Orioles' interest in Yovani Gallardo could lead to Dexter Fowler, too

Orioles' interest in Yovani Gallardo could lead to Dexter Fowler, too
Yovani Gallardo #49 of the Texas Rangers looks to throw a pitch against the Toronto Blue Jays during game one of the American League Division Series at Rogers Centre on October 8, 2015 in Toronto, Ontario, Canada. (Tom Szczerbowski / Getty Images)

The Orioles spent the offseason reluctant to pursue big-ticket free agents tied to qualifying offers because they were hesitant to forfeit their first-round pick in this year's draft. But they've still maintained steady interest in right-hander Yovani Gallardo, the only remaining free-agent pitcher who will require losing a draft pick to sign.

And now, with one week left until pitchers and catchers report to spring training, the Orioles — who have done little to upgrade their starting rotation, which they targeted as their No. 1 offseason priority — are engaged in ongoing dialogue to sign Gallardo, according to an industry source.


Gallardo, who turns 30 on Feb. 27, was issued a qualifying offer by the Texas Rangers, so the Orioles would lose their first-round draft pick (currently 14th overall) in order to sign him. That is a steep price, especially since it would be the Orioles' highest pick since taking Kevin Gausman fourth overall in 2012, but even a pick in the middle of the first round offers no guarantee of success.

It marks a shift in philosophy for the Orioles, who highly valued their draft-pick surplus earlier this offseason, but could now make a serious play for two of the three remaining free agents tied to a qualifying offer.

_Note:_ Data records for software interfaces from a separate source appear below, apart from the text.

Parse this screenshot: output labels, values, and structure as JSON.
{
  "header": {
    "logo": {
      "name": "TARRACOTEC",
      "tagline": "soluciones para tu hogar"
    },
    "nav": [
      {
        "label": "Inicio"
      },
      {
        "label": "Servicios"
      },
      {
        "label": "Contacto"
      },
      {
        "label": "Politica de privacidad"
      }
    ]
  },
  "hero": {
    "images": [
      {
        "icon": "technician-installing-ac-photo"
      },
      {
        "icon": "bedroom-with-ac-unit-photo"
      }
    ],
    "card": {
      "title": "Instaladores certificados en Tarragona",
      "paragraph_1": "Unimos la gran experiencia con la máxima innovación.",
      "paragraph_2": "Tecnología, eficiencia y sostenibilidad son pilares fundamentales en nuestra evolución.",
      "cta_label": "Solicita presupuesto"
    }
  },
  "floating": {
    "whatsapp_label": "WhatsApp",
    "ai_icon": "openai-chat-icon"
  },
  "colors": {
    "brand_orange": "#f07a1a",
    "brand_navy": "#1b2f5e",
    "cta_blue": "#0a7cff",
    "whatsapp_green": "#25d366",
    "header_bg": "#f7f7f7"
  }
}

A nine-year veteran coming off a solid season with the Rangers, Gallardo went 13-11 with a 3.42 ERA in 33 starts in 2015. He struck out 121 and walked 68 in 184 1/3 innings. Gallardo's ERA and innings would've ranked second among Orioles starters last season behind left-hander Wei-Yin Chen, who signed with the Miami Marlins.

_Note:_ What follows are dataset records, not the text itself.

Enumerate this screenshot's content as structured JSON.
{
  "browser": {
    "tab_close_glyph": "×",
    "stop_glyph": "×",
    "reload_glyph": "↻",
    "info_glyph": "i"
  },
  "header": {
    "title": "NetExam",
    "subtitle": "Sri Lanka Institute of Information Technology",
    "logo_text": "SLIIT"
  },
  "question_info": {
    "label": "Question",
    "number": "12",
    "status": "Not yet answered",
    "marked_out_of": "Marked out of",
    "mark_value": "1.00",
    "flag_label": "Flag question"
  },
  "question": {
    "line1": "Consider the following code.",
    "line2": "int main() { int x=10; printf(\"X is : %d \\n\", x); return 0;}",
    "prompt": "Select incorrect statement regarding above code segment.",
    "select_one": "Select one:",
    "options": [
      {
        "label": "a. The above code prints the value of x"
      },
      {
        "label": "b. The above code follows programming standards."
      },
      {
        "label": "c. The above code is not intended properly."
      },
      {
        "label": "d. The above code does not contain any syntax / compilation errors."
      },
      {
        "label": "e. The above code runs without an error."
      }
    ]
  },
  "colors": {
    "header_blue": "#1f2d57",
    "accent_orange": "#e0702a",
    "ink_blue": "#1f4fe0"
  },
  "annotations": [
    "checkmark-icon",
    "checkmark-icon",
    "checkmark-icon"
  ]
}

Gallardo would offer the Orioles exactly what they need, an innings eater who has maintained his effectiveness as he has evolved from a flamethrower to a contact pitcher. Gallardo has a track record of durability, averaging 191 innings over the past seven seasons. Gallardo's strikeout total has slowly declined over the years, going from 9.9 per nine innings in 2009 to 5.9 in 2015. But he has posted an ERA above 3.66 only once in the past five seasons, when he had a 4.18 ERA in 2013 with the Milwaukee Brewers.

Gallardo was seeking a contract in the four-year, $50 million range earlier this offseason, but the Orioles are currently discussing no more than a three-year deal.

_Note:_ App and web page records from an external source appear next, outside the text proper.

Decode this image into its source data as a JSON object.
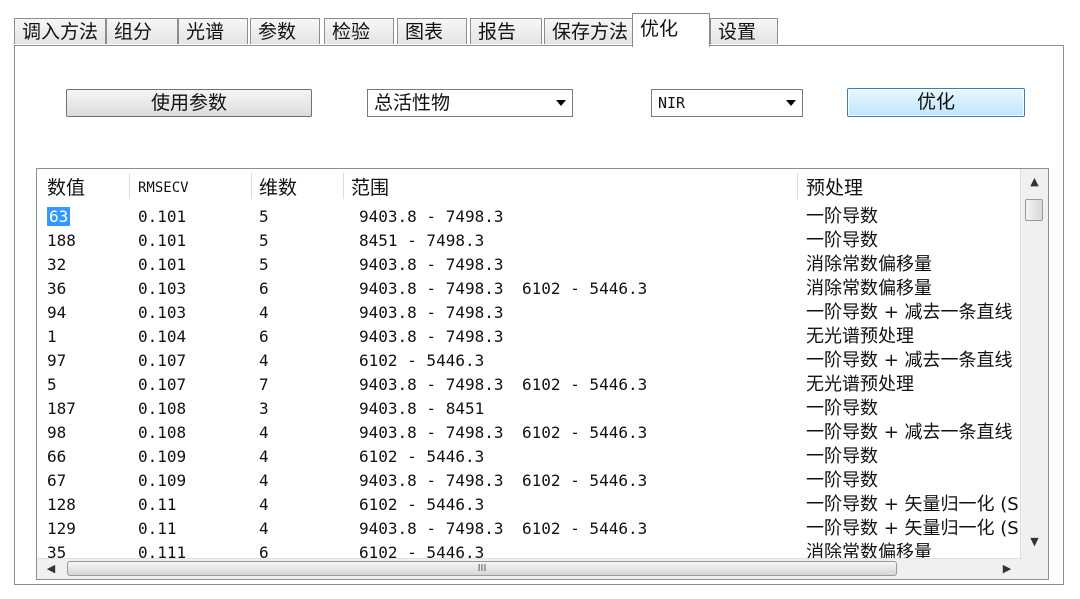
{
  "tabs": [
    "调入方法",
    "组分",
    "光谱",
    "参数",
    "检验",
    "图表",
    "报告",
    "保存方法",
    "优化",
    "设置"
  ],
  "active_tab": "优化",
  "toolbar": {
    "use_params_label": "使用参数",
    "property_select": "总活性物",
    "spectrum_select": "NIR",
    "optimize_label": "优化"
  },
  "table": {
    "headers": [
      "数值",
      "RMSECV",
      "维数",
      "范围",
      "预处理"
    ],
    "rows": [
      [
        "63",
        "0.101",
        "5",
        "9403.8 - 7498.3",
        "",
        "一阶导数"
      ],
      [
        "188",
        "0.101",
        "5",
        "8451 - 7498.3",
        "",
        "一阶导数"
      ],
      [
        "32",
        "0.101",
        "5",
        "9403.8 - 7498.3",
        "",
        "消除常数偏移量"
      ],
      [
        "36",
        "0.103",
        "6",
        "9403.8 - 7498.3",
        "6102 - 5446.3",
        "消除常数偏移量"
      ],
      [
        "94",
        "0.103",
        "4",
        "9403.8 - 7498.3",
        "",
        "一阶导数 + 减去一条直线"
      ],
      [
        "1",
        "0.104",
        "6",
        "9403.8 - 7498.3",
        "",
        "无光谱预处理"
      ],
      [
        "97",
        "0.107",
        "4",
        "6102 - 5446.3",
        "",
        "一阶导数 + 减去一条直线"
      ],
      [
        "5",
        "0.107",
        "7",
        "9403.8 - 7498.3",
        "6102 - 5446.3",
        "无光谱预处理"
      ],
      [
        "187",
        "0.108",
        "3",
        "9403.8 - 8451",
        "",
        "一阶导数"
      ],
      [
        "98",
        "0.108",
        "4",
        "9403.8 - 7498.3",
        "6102 - 5446.3",
        "一阶导数 + 减去一条直线"
      ],
      [
        "66",
        "0.109",
        "4",
        "6102 - 5446.3",
        "",
        "一阶导数"
      ],
      [
        "67",
        "0.109",
        "4",
        "9403.8 - 7498.3",
        "6102 - 5446.3",
        "一阶导数"
      ],
      [
        "128",
        "0.11",
        "4",
        "6102 - 5446.3",
        "",
        "一阶导数 + 矢量归一化 (S"
      ],
      [
        "129",
        "0.11",
        "4",
        "9403.8 - 7498.3",
        "6102 - 5446.3",
        "一阶导数 + 矢量归一化 (S"
      ],
      [
        "35",
        "0.111",
        "6",
        "6102 - 5446.3",
        "",
        "消除常数偏移量"
      ]
    ],
    "selected_value": "63"
  },
  "scroll": {
    "up_arrow": "▲",
    "down_arrow": "▼",
    "left_arrow": "◀",
    "right_arrow": "▶",
    "grip": "III"
  }
}
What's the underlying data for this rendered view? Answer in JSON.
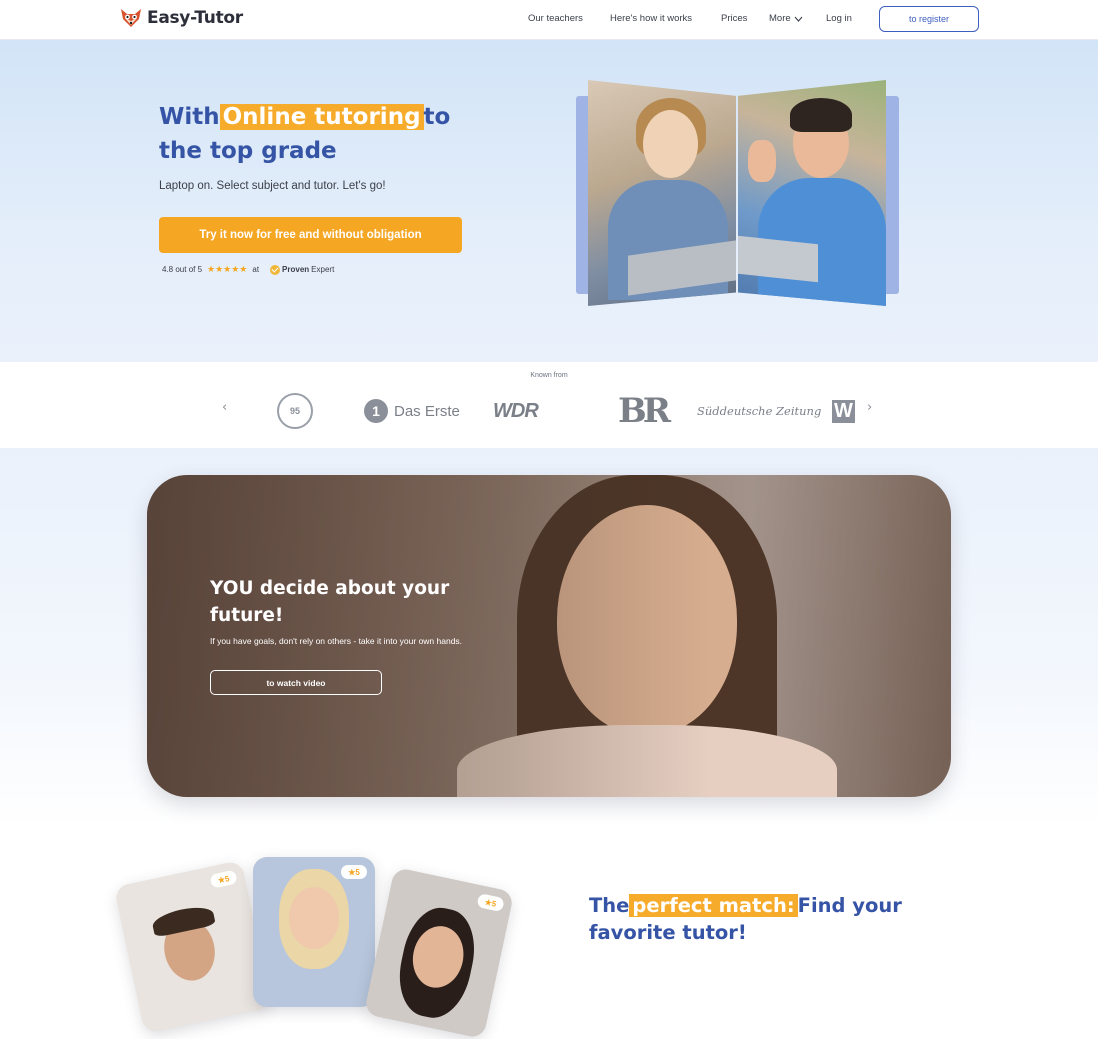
{
  "nav": {
    "brand": "Easy-Tutor",
    "links": [
      "Our teachers",
      "Here's how it works",
      "Prices",
      "More",
      "Log in"
    ],
    "register": "to register"
  },
  "hero": {
    "title_pre": "With",
    "title_highlight": "Online tutoring",
    "title_post": "to the top grade",
    "subtitle": "Laptop on. Select subject and tutor. Let's go!",
    "cta": "Try it now for free and without obligation",
    "rating_text": "4.8 out of 5",
    "stars": "★★★★★",
    "rating_at": "at",
    "proven": "Proven",
    "expert": "Expert"
  },
  "known": {
    "title": "Known from",
    "logos": [
      "95",
      "Das Erste",
      "WDR",
      "BR",
      "Süddeutsche Zeitung",
      "W"
    ]
  },
  "video": {
    "title": "YOU decide about your future!",
    "subtitle": "If you have goals, don't rely on others - take it into your own hands.",
    "button": "to watch video"
  },
  "tutors": {
    "badges": [
      "★5",
      "★5",
      "★5"
    ],
    "title_pre": "The",
    "title_highlight": "perfect match:",
    "title_post": "Find your favorite tutor!"
  },
  "colors": {
    "accent": "#f5a623",
    "primary": "#3554a6"
  }
}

Even if they lost their first-round pick to sign Gallardo, the Orioles would still have five picks among the first 100 in this year's draft. But relinquishing the first pick could also allow them to be a player for free-agent outfielder Dexter Fowler.

Fowler, who declined a qualifying offer from the Chicago Cubs, would also require losing a pick. If the Orioles signed Gallardo, they would be much more open to making a run at Fowler, who would cost the Orioles the 29th overall pick but could also fill their corner-outfield hole.

Fowler, who turns 30 on March 22, had a strong season with the Chicago Cubs last year, hitting .250/.346/.411 while setting career highs in runs scored (102) and home runs (17) while finishing with 46 RBIs. The eight-year veteran's career .363 on-base percentage would upgrade an area of need for the Orioles.

It would be much like the Orioles' spring training signings in 2014, when they forfeited the 17th overall pick to sign right-hander Ubaldo Jimenez to a four-year, $50 million deal and then relinquished their second-round pick by signing outfielder Nelson Cruz to a one-year, $8 million flier. By doing that, the Orioles were able to sign two free agents tied to draft-pick compensation to contracts under market value.

That season, the Orioles didn't have a pick until the 90th overall. But even if they lost their first two picks this year, the Orioles would still have four picks among the first 91.

After committing nearly $215 million to free agents this offseason, the Orioles' payroll for 2016 is already beyond the $130 million mark, their highest in franchise history.